* **THE TASK**:
Reproduce every entry that follows word for word, but omit the images.

* **EXTRACTED RECORDS**:
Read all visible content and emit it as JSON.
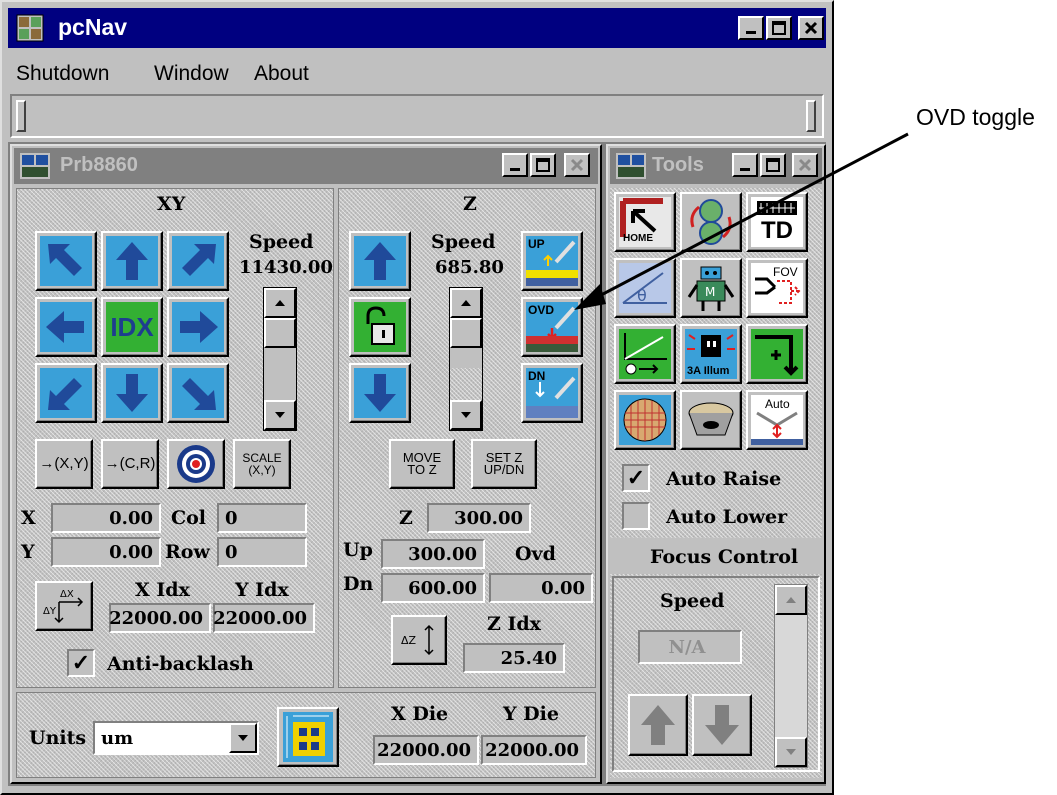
{
  "main_window": {
    "title": "pcNav",
    "menu": [
      "Shutdown",
      "Window",
      "About"
    ]
  },
  "annotation": {
    "label": "OVD toggle"
  },
  "prober": {
    "title": "Prb8860",
    "xy": {
      "section_label": "XY",
      "speed_label": "Speed",
      "speed_value": "11430.00",
      "center_label": "IDX",
      "buttons": [
        "→(X,Y)",
        "→(C,R)",
        "SCALE\n(X,Y)"
      ],
      "x_label": "X",
      "x_value": "0.00",
      "col_label": "Col",
      "col_value": "0",
      "y_label": "Y",
      "y_value": "0.00",
      "row_label": "Row",
      "row_value": "0",
      "xidx_label": "X Idx",
      "xidx_value": "22000.00",
      "yidx_label": "Y Idx",
      "yidx_value": "22000.00",
      "anti_backlash_label": "Anti-backlash",
      "anti_backlash_checked": true
    },
    "z": {
      "section_label": "Z",
      "speed_label": "Speed",
      "speed_value": "685.80",
      "up_tile_label": "UP",
      "ovd_tile_label": "OVD",
      "dn_tile_label": "DN",
      "move_to_z": "MOVE\nTO Z",
      "set_z": "SET Z\nUP/DN",
      "z_label": "Z",
      "z_value": "300.00",
      "up_label": "Up",
      "up_value": "300.00",
      "ovd_label": "Ovd",
      "ovd_value": "0.00",
      "dn_label": "Dn",
      "dn_value": "600.00",
      "zidx_label": "Z Idx",
      "zidx_value": "25.40"
    },
    "bottom": {
      "units_label": "Units",
      "units_value": "um",
      "xdie_label": "X Die",
      "xdie_value": "22000.00",
      "ydie_label": "Y Die",
      "ydie_value": "22000.00"
    }
  },
  "tools": {
    "title": "Tools",
    "tile_labels": {
      "home": "HOME",
      "td": "TD",
      "fov": "FOV",
      "illum": "3A Illum",
      "auto": "Auto"
    },
    "auto_raise_label": "Auto Raise",
    "auto_raise_checked": true,
    "auto_lower_label": "Auto Lower",
    "auto_lower_checked": false,
    "focus_control_label": "Focus Control",
    "speed_label": "Speed",
    "speed_value": "N/A"
  },
  "colors": {
    "active_title": "#000080",
    "inactive_title": "#808080",
    "tile_blue": "#3aa0d8",
    "tile_green": "#33b033"
  }
}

* **RESULT OF THE TASK**:
Read all visible content and emit it as JSON.
{
  "main_window": {
    "title": "pcNav",
    "menu": [
      "Shutdown",
      "Window",
      "About"
    ]
  },
  "annotation": {
    "label": "OVD toggle"
  },
  "prober": {
    "title": "Prb8860",
    "xy": {
      "section_label": "XY",
      "speed_label": "Speed",
      "speed_value": "11430.00",
      "center_label": "IDX",
      "buttons": [
        "→(X,Y)",
        "→(C,R)",
        "SCALE\n(X,Y)"
      ],
      "x_label": "X",
      "x_value": "0.00",
      "col_label": "Col",
      "col_value": "0",
      "y_label": "Y",
      "y_value": "0.00",
      "row_label": "Row",
      "row_value": "0",
      "xidx_label": "X Idx",
      "xidx_value": "22000.00",
      "yidx_label": "Y Idx",
      "yidx_value": "22000.00",
      "anti_backlash_label": "Anti-backlash",
      "anti_backlash_checked": true
    },
    "z": {
      "section_label": "Z",
      "speed_label": "Speed",
      "speed_value": "685.80",
      "up_tile_label": "UP",
      "ovd_tile_label": "OVD",
      "dn_tile_label": "DN",
      "move_to_z": "MOVE\nTO Z",
      "set_z": "SET Z\nUP/DN",
      "z_label": "Z",
      "z_value": "300.00",
      "up_label": "Up",
      "up_value": "300.00",
      "ovd_label": "Ovd",
      "ovd_value": "0.00",
      "dn_label": "Dn",
      "dn_value": "600.00",
      "zidx_label": "Z Idx",
      "zidx_value": "25.40"
    },
    "bottom": {
      "units_label": "Units",
      "units_value": "um",
      "xdie_label": "X Die",
      "xdie_value": "22000.00",
      "ydie_label": "Y Die",
      "ydie_value": "22000.00"
    }
  },
  "tools": {
    "title": "Tools",
    "tile_labels": {
      "home": "HOME",
      "td": "TD",
      "fov": "FOV",
      "illum": "3A Illum",
      "auto": "Auto"
    },
    "auto_raise_label": "Auto Raise",
    "auto_raise_checked": true,
    "auto_lower_label": "Auto Lower",
    "auto_lower_checked": false,
    "focus_control_label": "Focus Control",
    "speed_label": "Speed",
    "speed_value": "N/A"
  },
  "colors": {
    "active_title": "#000080",
    "inactive_title": "#808080",
    "tile_blue": "#3aa0d8",
    "tile_green": "#33b033"
  }
}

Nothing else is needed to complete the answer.